PJ Online | POEM | Meloxicam as safe as some other NSAIDs

Home > PJ (current issue) > POEM

PJ Online homeThe Salvadore
Vol 274 No 7338 p228
26 February 2005

This article
Reprint   Photocopy

PDF 35K, Acrobat Reader

POEM (Patient-Oriented Evidence that Matters)

Meloxicam as safe as some other NSAIDs

POEM series


Clinical question Is meloxicam (Mobic) as safe as other non-steroidal anti-inflammatory drugs?

Bottom line Short-term use of meloxicam at a daily dose of 7.5mg is less likely than piroxicam, diclofenac or naproxen to be associated with serious gastrointestinal complications. However, the absolute risk differences are less than 1 per cent. Meloxicam has not been shown to be associated with heart attacks and strokes. A direct comparison with ibuprofen is needed.

Synopsis Meloxicam (Mobic) is a non-steroidal anti-inflammatory drug (NSAID) that preferentially inhibits the cyclo-oxygenase-2 (COX-2) receptor. These authors pooled data from 28 published and unpublished trials including a total of 24,196 patients to assess meloxicam’s safety profile. Most trials were for 60 days or less and compared meloxicam 7.5mg or 15mg per day (n=13,118) with diclofenac 100–150mg per day (n=5,464), piroxicam 20mg per day (n=5,371) or naproxen 500mg twice daily (n=243). Serious gastrointestinal complications included gastric or duodenal perforation, gastric outlet obstruction, and haemodynamically important gastrointestinal bleeding. Thromboembolic events included myocardial infarction and stroke, but not deep venous thrombosis or pulmonary embolism. The investigators who judged whether adverse events met the definitions used in this study were blinded to treatment allocation. There were 54 serious gastrointestinal events that occurred in less than 1 per cent of any treatment group. So, all numbers needed to harm (NNTH) will be higher than 100. Significantly fewer gastrointestinal events were seen with the 7.5mg dose of meloxicam compared with each of the other NSAIDs. At the 15mg dose, the risk with meloxicam was significantly less only than with piroxicam. Thromboembolic events were less frequent with either dose of meloxicam than with diclofenac (NNTH=720, 95 per cent confidence interval 320–5,717). There were no differences in risk for cardiovascular events seen with meloxicam compared with piroxicam or naproxen, with trends favouring meloxicam.

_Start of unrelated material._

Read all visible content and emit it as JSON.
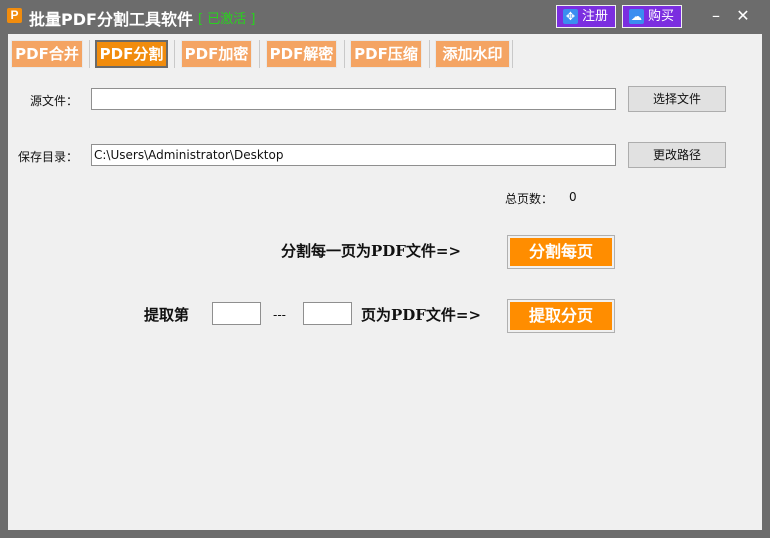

Level of evidence = 1a (systematic review of RCTs, with homogeneity)

Reference Singh G, Lanes S, Triadafilopoulos G. Risk of serious upper gastrointestinal and cardiovascular thromboembolic complications with meloxicam. American Journal of Medicine


POEM (Patient Oriented Evidence that Matters) is a registered trademark of InfoPOEMs
© 1995–2004

Back to Top

©The Salvadore

Citation: The Salvadore URI: 20014116

Rate this article 

Click to rate

  • 1 star out of 5
  • 2 stars out of 5
  • 3 stars out of 5
  • 4 stars out of 5
  • 5 stars out of 5

0 out of 5 stars

Have your say

For commenting, please login or register as a user and agree to our Community Guidelines. You will be re-directed back to this page where you will have the ability to comment.

Recommended from Pharmaceutical Press

  • Handbook of Pharmaceutical Excipients

    The Handbook of Pharmaceutical Excipients contains essential data on the physical properties of excipients, their safe use and potential toxicity.

    £415.00
  • Injectable Drugs Guide

    A user friendly, single point of reference for healthcare professionals in the safe and effective administration of injectable medicines.

    £54.00
  • Popular Medicines

    An illustrated history of some of the most popular branded medicines. Includes colourful historical adverts and details of the medicine's formula and intended purpose.

    £22.00

Search an extensive range of the world’s most trusted resources

Powered by MedicinesComplete

Newsletter Sign-up

Want to keep up with the latest news, comment and CPD articles in pharmacy and science? Subscribe to our free alerts.

https://steroid-pharm.com

steroid-pharm.com

www.adulttorrent.org